**EXERCISE PROMPT:** Below are some entries. Copy each line that holds the string "General".

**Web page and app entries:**
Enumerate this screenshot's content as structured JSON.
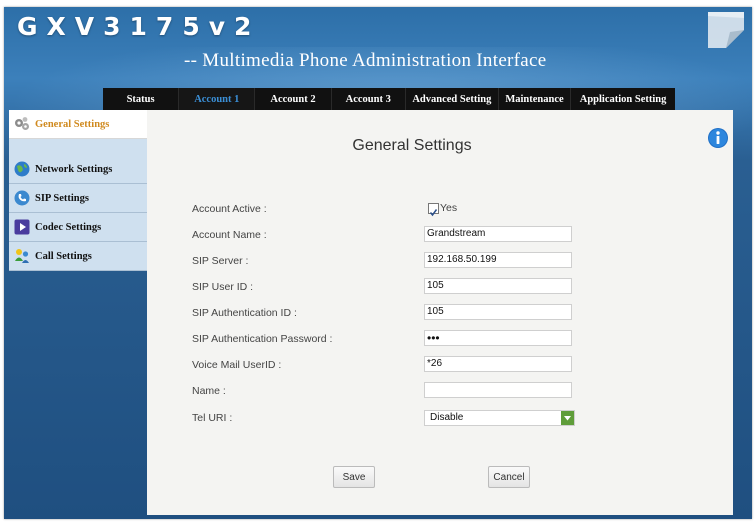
{
  "header": {
    "brand": "GXV3175v2",
    "subtitle": "-- Multimedia Phone Administration Interface"
  },
  "nav": {
    "items": [
      {
        "label": "Status"
      },
      {
        "label": "Account 1"
      },
      {
        "label": "Account 2"
      },
      {
        "label": "Account 3"
      },
      {
        "label": "Advanced Setting"
      },
      {
        "label": "Maintenance"
      },
      {
        "label": "Application Setting"
      }
    ]
  },
  "sidebar": {
    "items": [
      {
        "label": "General Settings",
        "icon": "gears-icon"
      },
      {
        "label": "Network Settings",
        "icon": "globe-icon"
      },
      {
        "label": "SIP Settings",
        "icon": "phone-icon"
      },
      {
        "label": "Codec Settings",
        "icon": "media-icon"
      },
      {
        "label": "Call Settings",
        "icon": "users-icon"
      }
    ]
  },
  "main": {
    "title": "General Settings",
    "form": {
      "account_active_label": "Account Active :",
      "account_active_value": "Yes",
      "account_name_label": "Account Name :",
      "account_name_value": "Grandstream",
      "sip_server_label": "SIP Server :",
      "sip_server_value": "192.168.50.199",
      "sip_user_id_label": "SIP User ID :",
      "sip_user_id_value": "105",
      "sip_auth_id_label": "SIP Authentication ID :",
      "sip_auth_id_value": "105",
      "sip_auth_password_label": "SIP Authentication Password :",
      "sip_auth_password_value": "•••",
      "voicemail_label": "Voice Mail UserID :",
      "voicemail_value": "*26",
      "name_label": "Name :",
      "name_value": "",
      "tel_uri_label": "Tel URI :",
      "tel_uri_value": "Disable"
    },
    "save_label": "Save",
    "cancel_label": "Cancel"
  },
  "colors": {
    "nav_bg": "#111111",
    "nav_active": "#3b8fd6",
    "sidebar_active": "#d08a1f",
    "sidebar_bg": "#cfe0ef",
    "frame_blue": "#2d6fa8"
  }
}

**EXERCISE RESPONSE:**
        "label": "General Settings",
    "title": "General Settings",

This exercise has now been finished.